∫ Quinn Hopen, Braxton County High School — Hopen wants to earn her degree in biochemistry with a women and gender studies minor so that she can work with Doctors Without Borders.

∫ Larissa Tyree, Woodrow Wilson High School — Tyree wants to specialize in infectious diseases and work on HIV/AIDS research with Doctors Without Borders in South Africa.

∫ Sarah Cokeley, Ritchie County High School — Cokeley’s Mountaineer legacy begins with her grandfather who was on the wrestling team and continues with her father, who was the Mountaineer in the early 1980s. Two of her sisters were Bucklew Scholars and one of those, a Foundation Scholar.

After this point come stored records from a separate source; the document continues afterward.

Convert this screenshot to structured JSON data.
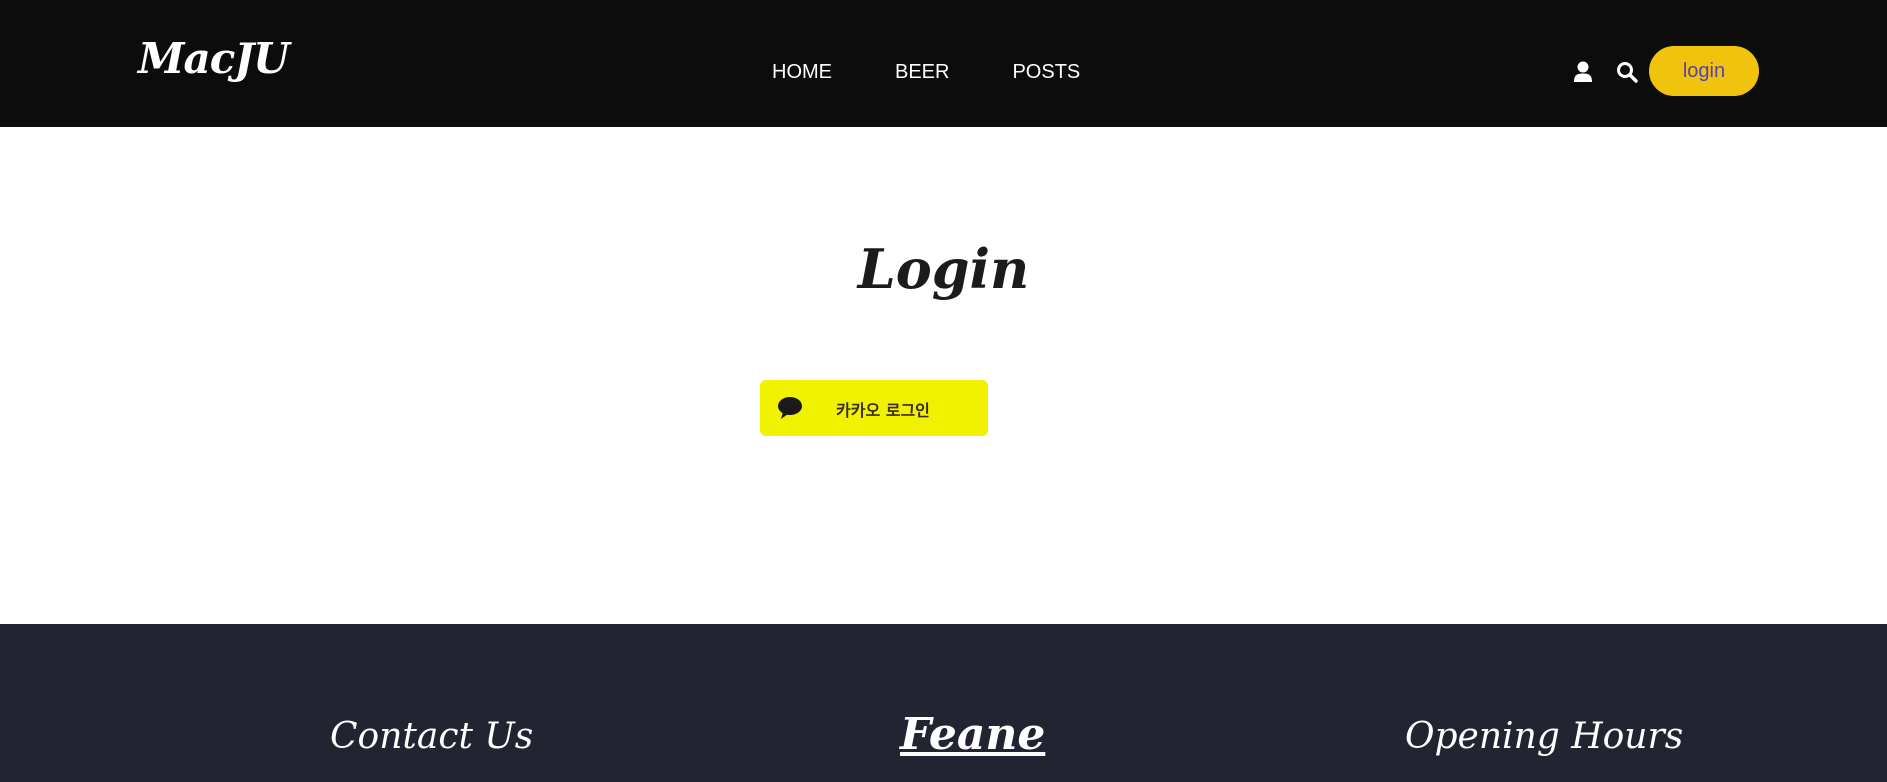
{
  "header": {
    "brand": "MacJU",
    "nav": [
      {
        "label": "HOME"
      },
      {
        "label": "BEER"
      },
      {
        "label": "POSTS"
      }
    ],
    "icons": {
      "user": "user-icon",
      "search": "search-icon"
    },
    "login_label": "login"
  },
  "main": {
    "title": "Login",
    "kakao_button": {
      "label": "카카오 로그인",
      "icon": "chat-bubble-icon"
    }
  },
  "footer": {
    "contact_heading": "Contact Us",
    "brand_heading": "Feane",
    "hours_heading": "Opening Hours"
  },
  "colors": {
    "header_bg": "#0c0c0d",
    "login_button_bg": "#f0c30c",
    "login_button_text": "#5a3fb0",
    "kakao_bg": "#f0f200",
    "footer_bg": "#222431"
  }
}
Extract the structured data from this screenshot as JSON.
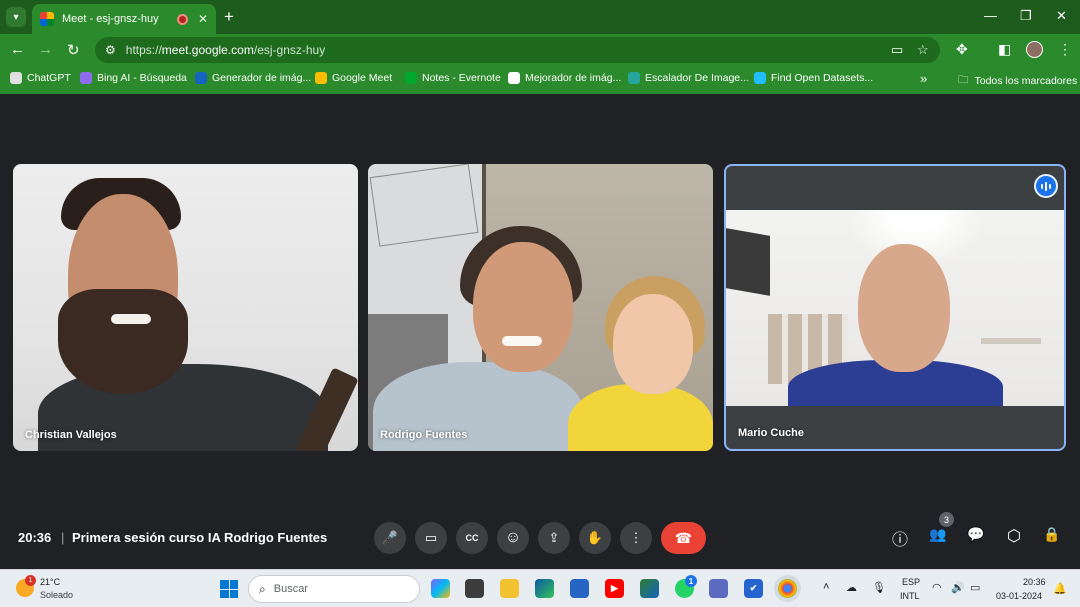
{
  "browser": {
    "tab_title": "Meet - esj-gnsz-huy",
    "tab_close": "✕",
    "new_tab": "+",
    "url_scheme": "https://",
    "url_host": "meet.google.com",
    "url_path": "/esj-gnsz-huy",
    "window_controls": {
      "minimize": "—",
      "maximize": "❐",
      "close": "✕"
    },
    "bookmarks": [
      {
        "label": "ChatGPT",
        "color": "#e0e0e0"
      },
      {
        "label": "Bing AI - Búsqueda",
        "color": "#8e6cf0"
      },
      {
        "label": "Generador de imág...",
        "color": "#1565c0"
      },
      {
        "label": "Google Meet",
        "color": "#fbbc04"
      },
      {
        "label": "Notes - Evernote",
        "color": "#00a82d"
      },
      {
        "label": "Mejorador de imág...",
        "color": "#ffffff"
      },
      {
        "label": "Escalador De Image...",
        "color": "#26a69a"
      },
      {
        "label": "Find Open Datasets...",
        "color": "#20beff"
      }
    ],
    "bookmarks_more": "»",
    "all_bookmarks": "Todos los marcadores",
    "theme_color": "#2b8a2b"
  },
  "meet": {
    "participants": [
      {
        "name": "Christian Vallejos"
      },
      {
        "name": "Rodrigo Fuentes"
      },
      {
        "name": "Mario Cuche",
        "speaking": true
      }
    ],
    "clock": "20:36",
    "separator": "|",
    "meeting_title": "Primera sesión curso IA Rodrigo Fuentes",
    "controls": {
      "mic": "🎤",
      "camera": "▭",
      "captions": "CC",
      "reactions": "☺",
      "present": "⇪",
      "raise_hand": "✋",
      "more": "⋮",
      "hangup": "☎"
    },
    "right_controls": {
      "info": "ⓘ",
      "people": "👥",
      "chat": "💬",
      "activities": "⬡",
      "host": "🔒"
    },
    "participant_count": "3",
    "hangup_color": "#ea4335",
    "speaking_color": "#1a73e8"
  },
  "taskbar": {
    "weather_temp": "21°C",
    "weather_condition": "Soleado",
    "weather_badge": "1",
    "search_placeholder": "Buscar",
    "whatsapp_badge": "1",
    "lang_top": "ESP",
    "lang_bottom": "INTL",
    "time": "20:36",
    "date": "03-01-2024"
  }
}
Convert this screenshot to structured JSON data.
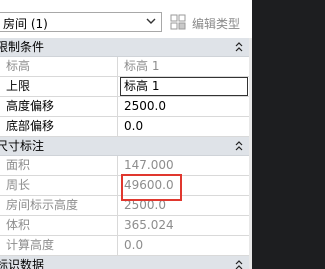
{
  "type_selector": {
    "value": "房间 (1)"
  },
  "edit_type": {
    "label": "编辑类型"
  },
  "groups": [
    {
      "name": "限制条件",
      "rows": [
        {
          "name": "标高",
          "value": "标高 1",
          "readonly": true
        },
        {
          "name": "上限",
          "value": "标高 1",
          "readonly": false,
          "editing": true
        },
        {
          "name": "高度偏移",
          "value": "2500.0",
          "readonly": false
        },
        {
          "name": "底部偏移",
          "value": "0.0",
          "readonly": false
        }
      ]
    },
    {
      "name": "尺寸标注",
      "rows": [
        {
          "name": "面积",
          "value": "147.000",
          "readonly": true
        },
        {
          "name": "周长",
          "value": "49600.0",
          "readonly": true
        },
        {
          "name": "房间标示高度",
          "value": "2500.0",
          "readonly": true
        },
        {
          "name": "体积",
          "value": "365.024",
          "readonly": true
        },
        {
          "name": "计算高度",
          "value": "0.0",
          "readonly": true
        }
      ]
    },
    {
      "name": "标识数据",
      "rows": []
    }
  ],
  "colors": {
    "group_header": "#dfe3e8",
    "highlight": "#e0372e",
    "readonly_text": "#8d8d8d"
  }
}
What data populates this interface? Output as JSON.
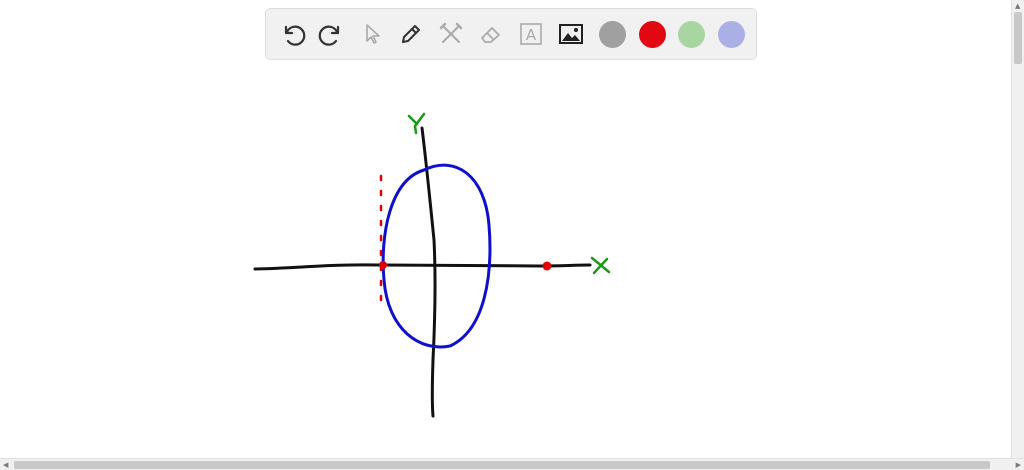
{
  "toolbar": {
    "tools": [
      {
        "name": "undo-icon",
        "active": true
      },
      {
        "name": "redo-icon",
        "active": true
      },
      {
        "name": "pointer-icon",
        "active": false
      },
      {
        "name": "pen-icon",
        "active": true
      },
      {
        "name": "tools-icon",
        "active": false
      },
      {
        "name": "eraser-icon",
        "active": false
      },
      {
        "name": "text-icon",
        "active": false
      },
      {
        "name": "image-icon",
        "active": true
      }
    ],
    "text_tool_letter": "A",
    "colors": [
      "#a0a0a0",
      "#e30613",
      "#a8d5a2",
      "#aab0e6"
    ]
  },
  "drawing": {
    "x_label": "X",
    "y_label": "Y",
    "ink_colors": {
      "axes": "#111111",
      "ellipse": "#1010cc",
      "labels": "#1a9a1a",
      "points": "#e00000"
    }
  }
}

∫ Zach Gilpin, Morgantown High School — He appreciates the university’s Honors College, and appreciates all WVU has to offer.

∫ Jessica Hogbin, Hedgesville High School — WVU has been one of her dreams since she came to the school in 7th grade with the Governor’s School for Math and Science.

∫ Alyssa Rittinger, Winfield High School — Rittinger, who wants to study in the legal field, said she was determined to go out of state to college — until she attended a Mountaineer football game.

∫ David Gainer, Elkins High School — He wants to major in biochemistry and develop the use of stem cells in generating artificial organs.

∫ Meagan Dougherty, Berkeley Springs High School — Dougherty looks forward to the opportunities she’ll have at an R1 research institution, where she plans to pursue a career in medicine, beginning with a degree in biochemistry.

∫ Abby Sine, Clay-Battelle High School — She wants to study mathematics, and would like to receive a doctorate degree from WVU.

∫ Joseph Sullivan, Hurricane High School — He wants to make science accessible to others and admires Bill Nye and Neil Degrasse Tyson for doing that. Sullivan plans on a mechanical engineering degree that will evolve into a career in the aerospace field.

∫ Will McNeil, University High School — He’s an Eagle Scout who’s written a book about treating others with kindness and respect. “Me First: A Modern Day Fable about Service, Scouting, and Self-Esteem” features an eagle who thinks only of himself and finally learns that treating others with respect makes him happy, as well.

∫ Grace Bannister, Logan High School — Bannister wants to study anthropology and would use her semester abroad in the Andes Mountains, amid the Incan ruins.

The Neil S. Bucklew Scholarship is named after WVU’s 20th president and is valued at $32,000, providing its recipients with more than $8,000 per year over four years to be used toward educational costs. All Bucklew Scholars have qualified for the Honors College at WVU, and the scholarship can be used in addition to the state’s PROMISE Scholarship.

The Foundation Scholarships, which will be announced May 16, are awarded to five Bucklew Scholars.

COMMENTS